The session brought together a range of stakeholders associated with e-commerce. Sarah Brunel, the Capacity Development Officer of the IPPC Secretariat, introduced the IPPC Recommendation on e-commerce. Marième Fall, Counsellor in the Agriculture and Commodities Division of the World Trade Organization (WTO) presented the activities and role of the WTO with regard to e-commerce and trade in plants. The World Customs Organization s Technical Officer and Programme Manager Michele Medina introduced their work in the area of e-commerce with a presentation entitled Towards an inclusive risk-based approach in the cross-border e-commerce environment. The Convention of Biological Diversity s (CBD) Junko Shimura presented on the increasing risk of biological invasion posed by trade in wildlife via e-commerce and associated materials.
The private sector was also active in presenting their perspectives on the issues presented by e-commerce in plant and plant products. Carlos Grau Tanner, the Director General of the Global Express Association discussed the opportunities and challenges halting the entry of packages containing phytosanitary risks. Mike Carson of the e-Bay Regulatory Policy Group gave an informative presentation on eBay s current Plants and Seeds Policy and Enforcement.
Australia and Republic of Korea presented some specific examples on preventing e-commerce trade in plant and plant products.
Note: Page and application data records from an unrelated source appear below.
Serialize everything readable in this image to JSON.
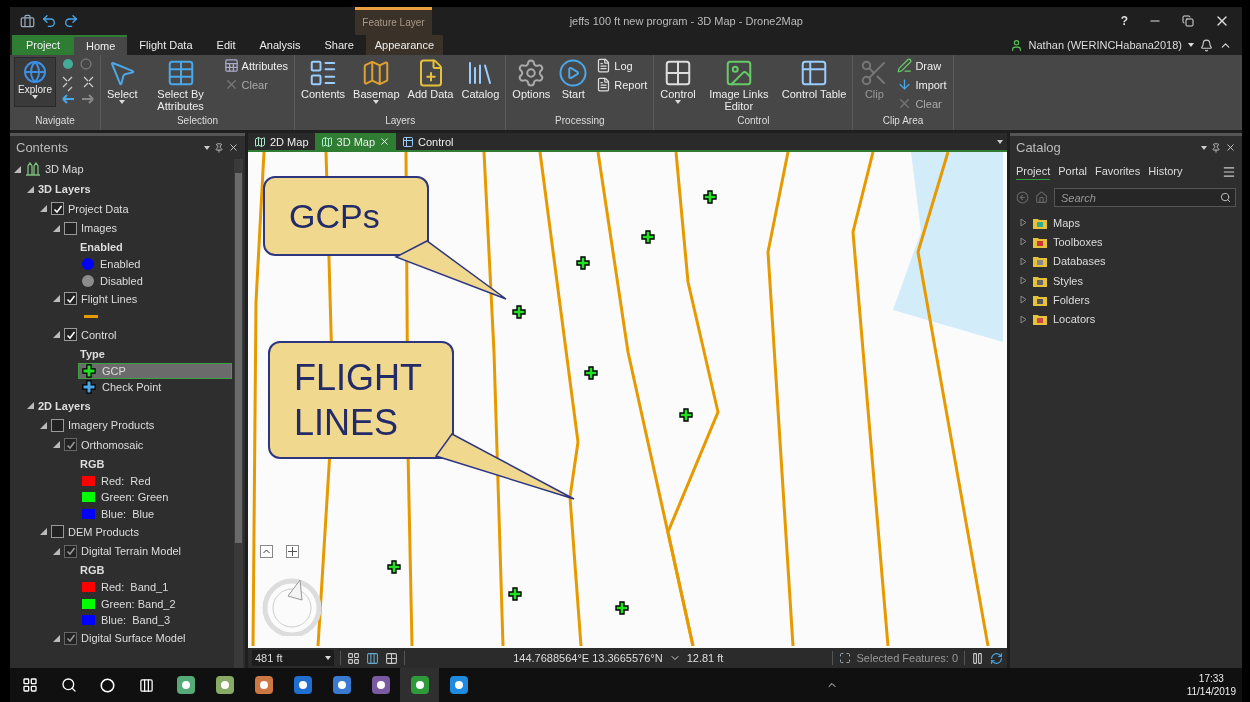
{
  "title_bar": {
    "title": "jeffs 100 ft new program - 3D Map - Drone2Map",
    "context_group": "Feature Layer",
    "help": "?"
  },
  "ribbon_tabs": [
    {
      "label": "Project",
      "kind": "file",
      "selected": false
    },
    {
      "label": "Home",
      "kind": "normal",
      "selected": true
    },
    {
      "label": "Flight Data",
      "kind": "normal",
      "selected": false
    },
    {
      "label": "Edit",
      "kind": "normal",
      "selected": false
    },
    {
      "label": "Analysis",
      "kind": "normal",
      "selected": false
    },
    {
      "label": "Share",
      "kind": "normal",
      "selected": false
    },
    {
      "label": "Appearance",
      "kind": "contextual",
      "selected": false
    }
  ],
  "user": {
    "name": "Nathan (WERINCHabana2018)"
  },
  "ribbon_groups": [
    {
      "title": "Navigate",
      "tools": [
        {
          "label": "Explore",
          "kind": "nav",
          "menu": true,
          "disabled": false
        }
      ]
    },
    {
      "title": "Selection",
      "tools": [
        {
          "label": "Select",
          "kind": "large",
          "menu": true,
          "disabled": false
        },
        {
          "label": "Select By Attributes",
          "kind": "large",
          "menu": false,
          "disabled": false
        },
        {
          "label": "Attributes",
          "kind": "small",
          "menu": false,
          "disabled": false
        },
        {
          "label": "Clear",
          "kind": "small",
          "menu": false,
          "disabled": true
        }
      ]
    },
    {
      "title": "Layers",
      "tools": [
        {
          "label": "Contents",
          "kind": "large",
          "menu": false,
          "disabled": false
        },
        {
          "label": "Basemap",
          "kind": "large",
          "menu": true,
          "disabled": false
        },
        {
          "label": "Add Data",
          "kind": "large",
          "menu": false,
          "disabled": false
        },
        {
          "label": "Catalog",
          "kind": "large",
          "menu": false,
          "disabled": false
        }
      ]
    },
    {
      "title": "Processing",
      "tools": [
        {
          "label": "Options",
          "kind": "large",
          "menu": false,
          "disabled": false
        },
        {
          "label": "Start",
          "kind": "large",
          "menu": false,
          "disabled": false
        },
        {
          "label": "Log",
          "kind": "small",
          "menu": false,
          "disabled": false
        },
        {
          "label": "Report",
          "kind": "small",
          "menu": false,
          "disabled": false
        }
      ]
    },
    {
      "title": "Control",
      "tools": [
        {
          "label": "Control",
          "kind": "large",
          "menu": true,
          "disabled": false
        },
        {
          "label": "Image Links Editor",
          "kind": "large",
          "menu": false,
          "disabled": false
        },
        {
          "label": "Control Table",
          "kind": "large",
          "menu": false,
          "disabled": false
        }
      ]
    },
    {
      "title": "Clip Area",
      "tools": [
        {
          "label": "Clip",
          "kind": "large",
          "menu": false,
          "disabled": true
        },
        {
          "label": "Draw",
          "kind": "small",
          "menu": false,
          "disabled": false
        },
        {
          "label": "Import",
          "kind": "small",
          "menu": false,
          "disabled": false
        },
        {
          "label": "Clear",
          "kind": "small",
          "menu": false,
          "disabled": true
        }
      ]
    }
  ],
  "contents": {
    "title": "Contents",
    "tree": [
      {
        "kind": "map",
        "label": "3D Map",
        "expanded": true,
        "children": [
          {
            "kind": "group",
            "label": "3D Layers",
            "expanded": true,
            "children": [
              {
                "kind": "layer",
                "label": "Project Data",
                "expanded": true,
                "checked": true,
                "disabled": false,
                "children": [
                  {
                    "kind": "layer",
                    "label": "Images",
                    "expanded": true,
                    "checked": false,
                    "disabled": false,
                    "children": [
                      {
                        "kind": "heading",
                        "label": "Enabled"
                      },
                      {
                        "kind": "dot",
                        "label": "Enabled",
                        "color": "#0000ff",
                        "selected": false
                      },
                      {
                        "kind": "dot",
                        "label": "Disabled",
                        "color": "#8c8c8c",
                        "selected": false
                      }
                    ]
                  },
                  {
                    "kind": "layer",
                    "label": "Flight Lines",
                    "expanded": true,
                    "checked": true,
                    "disabled": false,
                    "children": [
                      {
                        "kind": "line",
                        "color": "#e69a00",
                        "selected": false
                      }
                    ]
                  },
                  {
                    "kind": "layer",
                    "label": "Control",
                    "expanded": true,
                    "checked": true,
                    "disabled": false,
                    "children": [
                      {
                        "kind": "heading",
                        "label": "Type"
                      },
                      {
                        "kind": "cross",
                        "label": "GCP",
                        "color": "#22e022",
                        "selected": true
                      },
                      {
                        "kind": "cross",
                        "label": "Check Point",
                        "color": "#4aa8e8",
                        "selected": false
                      }
                    ]
                  }
                ]
              }
            ]
          },
          {
            "kind": "group",
            "label": "2D Layers",
            "expanded": true,
            "children": [
              {
                "kind": "layer",
                "label": "Imagery Products",
                "expanded": true,
                "checked": false,
                "disabled": false,
                "children": [
                  {
                    "kind": "layer",
                    "label": "Orthomosaic",
                    "expanded": true,
                    "checked": true,
                    "disabled": true,
                    "children": [
                      {
                        "kind": "heading",
                        "label": "RGB"
                      },
                      {
                        "kind": "swatch",
                        "label": "Red:  Red",
                        "color": "#ff0000",
                        "selected": false
                      },
                      {
                        "kind": "swatch",
                        "label": "Green: Green",
                        "color": "#00ff00",
                        "selected": false
                      },
                      {
                        "kind": "swatch",
                        "label": "Blue:  Blue",
                        "color": "#0000ff",
                        "selected": false
                      }
                    ]
                  }
                ]
              },
              {
                "kind": "layer",
                "label": "DEM Products",
                "expanded": true,
                "checked": false,
                "disabled": false,
                "children": [
                  {
                    "kind": "layer",
                    "label": "Digital Terrain Model",
                    "expanded": true,
                    "checked": true,
                    "disabled": true,
                    "children": [
                      {
                        "kind": "heading",
                        "label": "RGB"
                      },
                      {
                        "kind": "swatch",
                        "label": "Red:  Band_1",
                        "color": "#ff0000",
                        "selected": false
                      },
                      {
                        "kind": "swatch",
                        "label": "Green: Band_2",
                        "color": "#00ff00",
                        "selected": false
                      },
                      {
                        "kind": "swatch",
                        "label": "Blue:  Band_3",
                        "color": "#0000ff",
                        "selected": false
                      }
                    ]
                  },
                  {
                    "kind": "layer",
                    "label": "Digital Surface Model",
                    "expanded": true,
                    "checked": true,
                    "disabled": true
                  }
                ]
              }
            ]
          }
        ]
      }
    ]
  },
  "view_tabs": [
    {
      "label": "2D Map",
      "selected": false
    },
    {
      "label": "3D Map",
      "selected": true
    },
    {
      "label": "Control",
      "selected": false
    }
  ],
  "map": {
    "callouts": [
      {
        "text": "GCPs"
      },
      {
        "text": "FLIGHT LINES"
      }
    ]
  },
  "status_bar": {
    "scale": "481 ft",
    "coordinates": "144.7688564°E 13.3665576°N",
    "elevation": "12.81 ft",
    "selected_features": "Selected Features: 0"
  },
  "catalog": {
    "title": "Catalog",
    "tabs": [
      {
        "label": "Project",
        "selected": true
      },
      {
        "label": "Portal",
        "selected": false
      },
      {
        "label": "Favorites",
        "selected": false
      },
      {
        "label": "History",
        "selected": false
      }
    ],
    "search": {
      "placeholder": "Search"
    },
    "items": [
      {
        "label": "Maps",
        "expanded": false
      },
      {
        "label": "Toolboxes",
        "expanded": false
      },
      {
        "label": "Databases",
        "expanded": false
      },
      {
        "label": "Styles",
        "expanded": false
      },
      {
        "label": "Folders",
        "expanded": false
      },
      {
        "label": "Locators",
        "expanded": false
      }
    ]
  },
  "taskbar": {
    "time": "17:33",
    "date": "11/14/2019"
  }
}
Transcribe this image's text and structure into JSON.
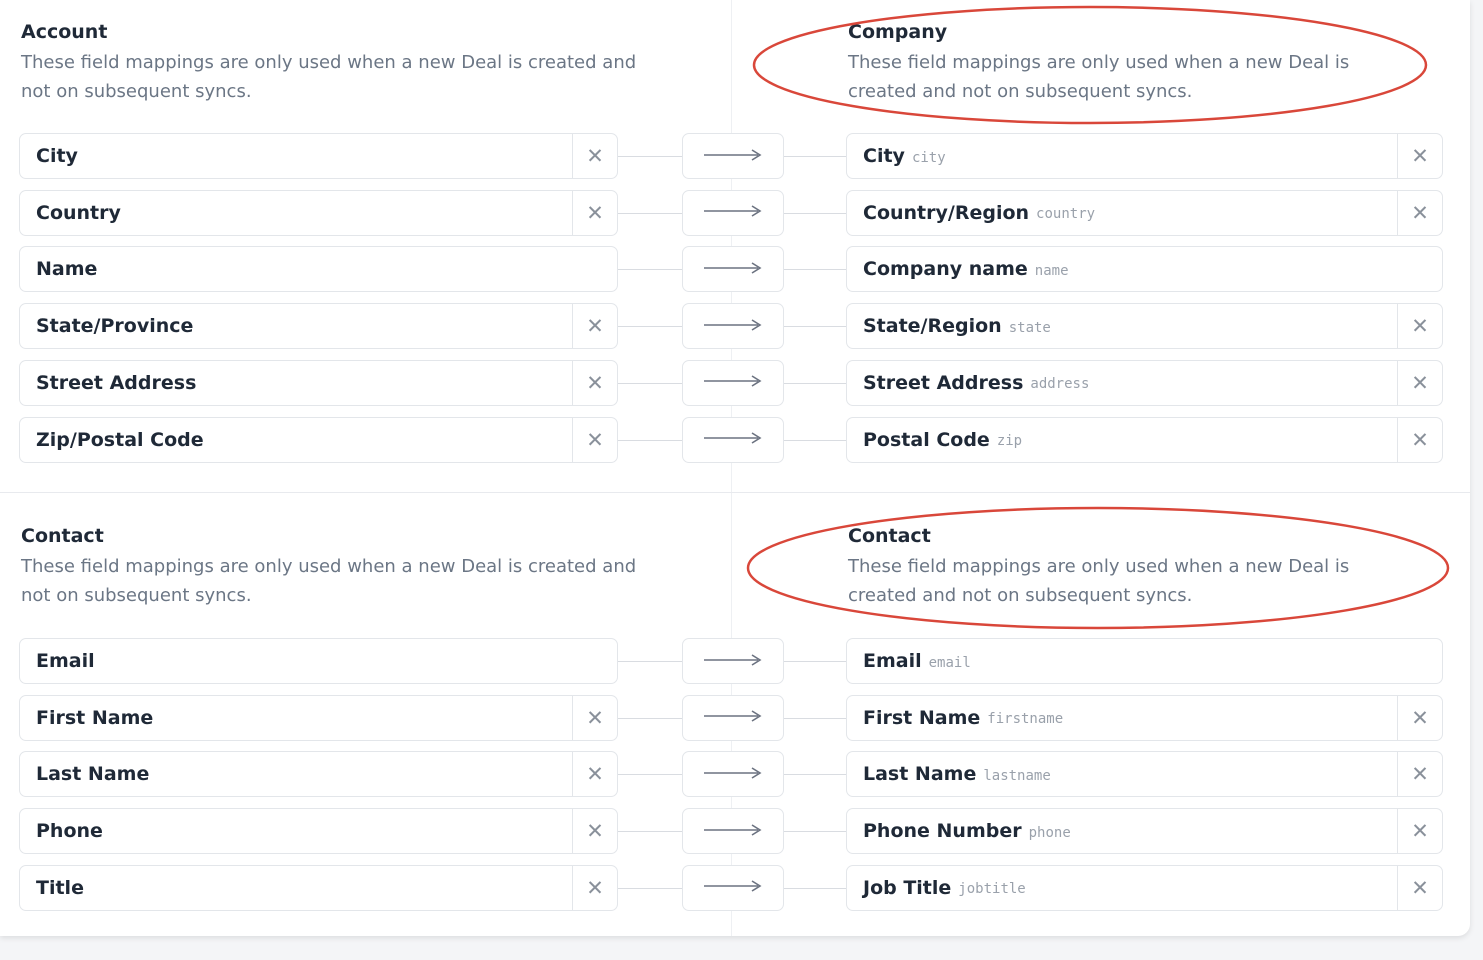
{
  "account_section": {
    "title": "Account",
    "description_line1": "These field mappings are only used when a new Deal is created and",
    "description_line2": "not on subsequent syncs."
  },
  "company_section": {
    "title": "Company",
    "description_line1": "These field mappings are only used when a new Deal is",
    "description_line2": "created and not on subsequent syncs."
  },
  "contact_left_section": {
    "title": "Contact",
    "description_line1": "These field mappings are only used when a new Deal is created and",
    "description_line2": "not on subsequent syncs."
  },
  "contact_right_section": {
    "title": "Contact",
    "description_line1": "These field mappings are only used when a new Deal is",
    "description_line2": "created and not on subsequent syncs."
  },
  "company_mappings": [
    {
      "source": "City",
      "target": "City",
      "target_key": "city"
    },
    {
      "source": "Country",
      "target": "Country/Region",
      "target_key": "country"
    },
    {
      "source": "Name",
      "target": "Company name",
      "target_key": "name"
    },
    {
      "source": "State/Province",
      "target": "State/Region",
      "target_key": "state"
    },
    {
      "source": "Street Address",
      "target": "Street Address",
      "target_key": "address"
    },
    {
      "source": "Zip/Postal Code",
      "target": "Postal Code",
      "target_key": "zip"
    }
  ],
  "contact_mappings": [
    {
      "source": "Email",
      "target": "Email",
      "target_key": "email"
    },
    {
      "source": "First Name",
      "target": "First Name",
      "target_key": "firstname"
    },
    {
      "source": "Last Name",
      "target": "Last Name",
      "target_key": "lastname"
    },
    {
      "source": "Phone",
      "target": "Phone Number",
      "target_key": "phone"
    },
    {
      "source": "Title",
      "target": "Job Title",
      "target_key": "jobtitle"
    }
  ],
  "clear_symbol": "✕",
  "annotation_color": "#d9473a"
}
Kim Ritman, Australia s Chief Plant Protection Officer discussed ways in which Australia manages pre-border biosecurity risks, and Hong-Sook Park presented Korea s phytosanitary measures for international postal and courier services.
The presentations were followed by a discussion by panelists and session attendees, including a plenary discussion on the way forward in implementing the IPPC recommendation on e-commerce. Decisions and conclusions of CPM-12 on a way forward were proposed. Endorsed actions included: enhancing collaboration among international organizations and at the national level; identifying and reporting risks to e-traders; for shippers, providing relevant shipment information and take appropriate measures in case of phytosanitary risks; raising awareness of e-marketers, suppliers, shippers and the general public on the phytosanitary risks associated with eCommerce.
The special topic session''s Twitter storm can be found at this link.